One of them soared through the upper atmosphere at 32,000 mph.
NASA's Meteor Watch confirmed sightings of at least five fireballs soaring through the evening sky over the US last Friday night.
In a Facebook post, the Meteor Watch noted that there were at least 80 eyewitness accounts of a massive fireball soaring over the North Carolina coast, becoming visible at around 7:40 pm.
The giant space rock eventually disintegrated after covering 26 miles through the upper atmosphere at an estimated 32,000 mph. It's unclear from the Facebook post whether a single meteor broke up to form multiple smaller fireballs during its descent, or if multiple fireballs blazed through the upper atmosphere — a spectacular sight nonetheless for those lucky enough to be staring at the night sky at the right time.
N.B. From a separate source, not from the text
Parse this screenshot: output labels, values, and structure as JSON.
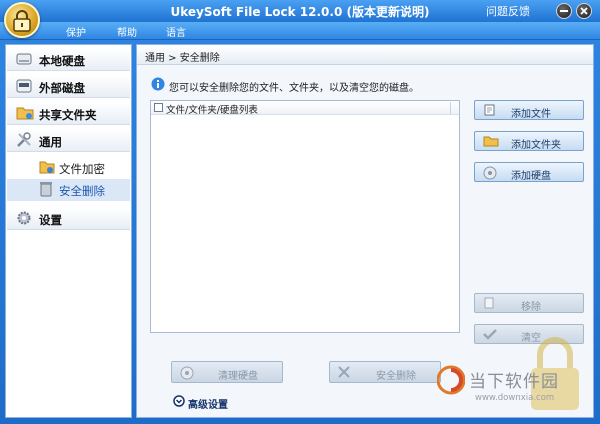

The fireballs' trajectories remain ambiguous.
"There is more than the usual amount of uncertainty in the trajectory solution due to all the observers being located to the west of the fireball,” reads NASA's post.
There were up to 150 reports of the fireballs across Maryland, South Carolina, Virginia, and West Virgina.
A video linked by Meteor Watch shows one of the massive fireballs burning bright in the distant sky. Several other videos were shared by the American Meteor Society as well.
Burn so Bright
Fireballs are "exceptionally bright" meteors, burning brighter than the planet Venus in the night sky, according to the American Meteor Society.
"Several thousand meteors of fireball magnitude occur in the Earth’s atmosphere each day," the American Meteor Society's FAQ on fireballs reads. "The vast majority of these, however, occur over the oceans and uninhabited regions, and a good many are masked by daylight."
READ MORE: NASA reports multiple fireballs hurtling through the sky over US [The Hill]